The headlines say Michael Mann has won his defamation case and was awarded one million dollars in punitive damages. This suggests that the jury found he did not manipulate the data in his hockey stick graph which asserts that global warming is anthropogenic—that is, caused by man— is so frequently cited by "climate change" proponents. That’s not quite the whole story.
The jury seems to have focused on the fact that the writers compared his work to another Penn State employee who had engaged in child molestation which the university had covered up. The defamation the jury found was not in the critique of his research and the amount awarded seems unlikely to be received, but in the language used.
Some have questioned why this case even went to trial; after all there’s nothing inherently defamatory about questioning a scientist’s findings. That’s a feature of good science: the ability to dispute and make the proponent of an issue defend his work. And certainly the First Amendment doesn’t bar criticism, even of the work of those currently in favor. The answer, sadly, is this is the District of Columbia where judges seem to have lost their way once again. Robert Tracinskiat Real Clear Politics writes:
The global warming hysteria is disastrous enough in its intended goal, which is to ban the use of our cheapest and most abundant fuels and force us to limp along on "alternative energy" sources that are insufficient to support an industrial civilization. But along the way, the global warming campaign is already wrecking our science and politics by seeking to establish a dogma that cannot legally be questioned. The D.C. Superior Court, which let the suit proceed, embraced this reasoning in its ruling.
In other words, Steyn's evaluation of Mann's scientific claims can be legally suppressed because Steyn dares to question the conclusions of established scientific institutions connected to the government. On this basis, the D.C. Superior Court arrives at the preposterous conclusion that it is a violation of Mann's rights to "question his intellect and reasoning." That's an awfully nice prerogative to be granted by government: an exemption against any challenge to your reasoning.
Awarded the sum of one dollar in compensatory damages, Mann couldn't point to any real injury. But the D.C. jury found that the pair made their statements with “maliciousness, spite, ill will, vengeance or deliberate intent to harm,” and on that basis awarded punitive damages of one thousand dollars from Simberg and one million dollars from Steyn.

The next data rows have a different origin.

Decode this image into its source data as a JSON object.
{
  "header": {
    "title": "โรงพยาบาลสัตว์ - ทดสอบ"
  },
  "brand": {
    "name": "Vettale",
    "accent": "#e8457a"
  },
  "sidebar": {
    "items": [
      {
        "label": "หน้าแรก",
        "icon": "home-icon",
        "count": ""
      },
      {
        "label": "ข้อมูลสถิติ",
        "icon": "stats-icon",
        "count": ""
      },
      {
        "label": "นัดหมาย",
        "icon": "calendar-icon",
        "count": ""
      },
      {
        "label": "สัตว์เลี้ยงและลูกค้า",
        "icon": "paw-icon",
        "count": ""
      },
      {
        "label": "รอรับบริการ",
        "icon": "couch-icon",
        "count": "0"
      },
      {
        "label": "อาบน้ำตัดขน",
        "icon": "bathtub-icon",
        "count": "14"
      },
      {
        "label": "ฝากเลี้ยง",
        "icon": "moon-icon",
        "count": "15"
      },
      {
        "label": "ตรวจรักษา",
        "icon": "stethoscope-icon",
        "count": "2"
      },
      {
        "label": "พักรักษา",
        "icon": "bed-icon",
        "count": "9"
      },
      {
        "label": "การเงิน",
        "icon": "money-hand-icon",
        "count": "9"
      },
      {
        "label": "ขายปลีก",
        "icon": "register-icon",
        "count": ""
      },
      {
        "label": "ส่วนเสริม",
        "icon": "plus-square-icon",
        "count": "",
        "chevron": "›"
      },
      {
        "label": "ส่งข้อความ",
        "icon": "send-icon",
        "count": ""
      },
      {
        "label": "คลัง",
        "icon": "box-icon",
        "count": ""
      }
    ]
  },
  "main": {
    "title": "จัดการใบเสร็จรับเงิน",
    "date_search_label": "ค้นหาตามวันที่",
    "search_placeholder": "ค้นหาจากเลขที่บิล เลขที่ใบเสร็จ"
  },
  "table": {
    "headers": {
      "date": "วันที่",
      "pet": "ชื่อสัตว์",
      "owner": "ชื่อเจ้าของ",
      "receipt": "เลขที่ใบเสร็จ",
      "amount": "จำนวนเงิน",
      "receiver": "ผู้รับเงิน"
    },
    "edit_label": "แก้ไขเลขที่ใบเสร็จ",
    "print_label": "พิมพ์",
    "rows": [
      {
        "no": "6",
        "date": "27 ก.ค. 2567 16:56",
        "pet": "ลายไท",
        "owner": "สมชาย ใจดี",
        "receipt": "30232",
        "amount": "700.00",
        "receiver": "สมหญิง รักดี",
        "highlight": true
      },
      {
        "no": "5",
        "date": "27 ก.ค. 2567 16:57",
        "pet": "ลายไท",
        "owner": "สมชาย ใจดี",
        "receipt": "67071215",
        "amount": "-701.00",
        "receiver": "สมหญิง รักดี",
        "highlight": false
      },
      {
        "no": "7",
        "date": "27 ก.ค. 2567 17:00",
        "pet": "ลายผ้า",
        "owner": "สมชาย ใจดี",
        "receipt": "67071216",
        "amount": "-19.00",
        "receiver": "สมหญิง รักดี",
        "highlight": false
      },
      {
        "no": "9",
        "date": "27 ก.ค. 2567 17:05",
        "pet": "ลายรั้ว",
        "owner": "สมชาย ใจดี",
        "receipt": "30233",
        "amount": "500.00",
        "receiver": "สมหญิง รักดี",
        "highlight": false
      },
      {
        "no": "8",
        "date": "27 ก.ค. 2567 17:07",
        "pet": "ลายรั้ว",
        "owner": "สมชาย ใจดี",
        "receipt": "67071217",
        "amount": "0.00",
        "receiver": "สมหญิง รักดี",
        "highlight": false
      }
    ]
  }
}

The punitive damages, however, seems to be contrary to the Supreme Court ruling in State Farm Mutual Automobile Insurance Co. v. Campbell, which held that the due process clause generally limits punitive damage awards to less than ten times the size of the compensatory damages awarded and that punitive damage awards of four times the compensatory damage award is "close to the line of constitutional impropriety." On his own, the judge could enter a judgment notwithstanding verdict to align the award with the State Farm ruling. In any event, the defendants have expressed an intent to appeal.
They have solid grounds. In his 2019 dissent from the Supreme Court's rejection of the petition for certiorari, Justice Alito noted:
This question — whether the courts or juries should decide whether an allegedly defamatory statement can be shown to be untrue — is delicate and sensitive and has serious implications for the right to freedom of expression. And two factors make the question especially important in the present case...
First, the question that the jury will apparently be asked to decide—whether petitioners' assertions about Mann's use of scientific data can be shown to be factually false — is highly technical.
Second, the controversial nature of the whole subject of climate change exacerbates the risk that the jurors' determination will be colored by their preconceptions on the matter. When allegedly defamatory speech concerns a political or social issue that arouses intense feelings, selecting an impartial jury presents special difficulties. And when, as is often the case, allegedly defamatory speech is disseminated nationally, a plaintiff may be able to bring suit in whichever jurisdiction seems likely to have the highest percentage of jurors who are sympathetic to the plaintiff 's point of view...
The second question may be even more important. The constitutional guarantee of freedom of expression serves many purposes, but its most important role is protection of robust and uninhibited debate on important political and social issues... If citizens cannot speak freely and without fear about the most important issues of the day, real self government is not possible.
Over to you, Supreme Court.